In Knight, Trustee of William L. Rudkin Testamentary Trust v. Commissioner, 128 S. Ct. 782 (2008) — which is known both as the Knight case and the Rudkin case — the question was whether IAFs incurred by a trust in managing its investments are subject to Internal Revenue Code Section 67(e)'s 2 percent floor. That section allows a trust to deduct certain expenses from taxable income — but only to the extent the deductions exceed 2 percent of adjusted gross income.
Section 67(e)(1) provides that such expenses may be deducted in full and are not subject to the 2 percent floor if the expenses are paid or incurred in connection with trust administration and would not have been incurred if the property were not held in trust.
The Tax Court held that the trust's IAFs were subject to the 2 percent floor, affirming a ruling by the U.S. Court of Appeals for the Second Circuit (467 F.3d 149 (2006)).
The decision was widely seen as problematic for banks and trusts, that would then have to separate out IAFs from other fees charged to clients. But the decision did have a few bright spots for them. The high court did say that some trust IAFs could be fully deductible. For example, if an investment advisor were to impose special, additional charges applicable only to its fiduciary accounts.
The Second Circuit had held that fees and expenses that could be incurred if the property were held individually and not in trust were subject to the 2 percent floor. But the high court held that the expenses were subject to the 2 percent floor because they would have been incurred if the property were not held in trust. This test follows the phrasing in the relevant statute (“would” instead of “could”), and is arguably more lenient to taxpayers than a “could” test.
The court explained that “would” requires a prediction of what would happen if the property were held individually and not in trust — whether it would be uncommon or unusual for such expenses to be incurred if not held in trust.
The Internal Revenue Service responded with Notice 2008-32. This interim guidance specifically addresses the treatment of IAFs and other costs subject to the 2 percent floor that are bundled as part of one commission or fee paid to the trustee or executor (bundled fiduciary fees). Under the guidance, for any taxable year beginning before Jan. 1, 2008, taxpayers may deduct the full amount of the bundled fiduciary fees without regard to the 2 percent floor and will not be required to determine the portion of a bundled fiduciary fee that is subject to the 2 percent floor. But payments by the fiduciary to third parties for expenses subject to the 2 percent floor that are readily identifiable must be treated separately from the otherwise bundled fiduciary fees.

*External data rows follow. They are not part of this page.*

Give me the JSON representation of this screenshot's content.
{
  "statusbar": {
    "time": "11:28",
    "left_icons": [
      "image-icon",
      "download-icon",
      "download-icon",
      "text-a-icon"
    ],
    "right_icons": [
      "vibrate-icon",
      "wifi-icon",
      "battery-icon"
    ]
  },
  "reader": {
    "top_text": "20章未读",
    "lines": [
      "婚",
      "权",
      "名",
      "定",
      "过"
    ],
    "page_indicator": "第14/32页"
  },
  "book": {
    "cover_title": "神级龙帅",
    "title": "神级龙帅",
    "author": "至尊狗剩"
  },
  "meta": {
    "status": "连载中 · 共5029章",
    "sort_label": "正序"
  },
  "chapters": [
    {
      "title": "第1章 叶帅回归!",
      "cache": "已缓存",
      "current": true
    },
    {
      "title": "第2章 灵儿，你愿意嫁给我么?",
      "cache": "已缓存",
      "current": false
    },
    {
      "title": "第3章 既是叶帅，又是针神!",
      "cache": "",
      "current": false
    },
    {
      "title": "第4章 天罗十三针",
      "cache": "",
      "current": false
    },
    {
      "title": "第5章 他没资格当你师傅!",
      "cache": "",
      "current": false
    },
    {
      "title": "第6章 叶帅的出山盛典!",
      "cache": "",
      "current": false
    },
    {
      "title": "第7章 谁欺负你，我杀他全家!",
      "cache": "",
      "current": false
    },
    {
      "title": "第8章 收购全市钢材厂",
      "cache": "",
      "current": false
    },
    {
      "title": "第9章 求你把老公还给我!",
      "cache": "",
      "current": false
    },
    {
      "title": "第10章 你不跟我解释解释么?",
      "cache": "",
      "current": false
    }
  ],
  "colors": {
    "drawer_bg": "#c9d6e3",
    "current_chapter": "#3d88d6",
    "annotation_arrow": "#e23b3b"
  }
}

The IRS stated that final regulations will be issued under Treasury Regulations Section 1.67-4 consistent with the decision in Knight. The regs also will address the issue raised when a non-grantor trust or estate pays bundled fiduciary fees, some of which are subject to the 2 percent floor and some of which are fully deductible. The final regs may contain one or more safe harbors for the allocation of fees and expenses between those costs that are subject to the 2 percent floor and those that are not. These final regs will apply prospectively.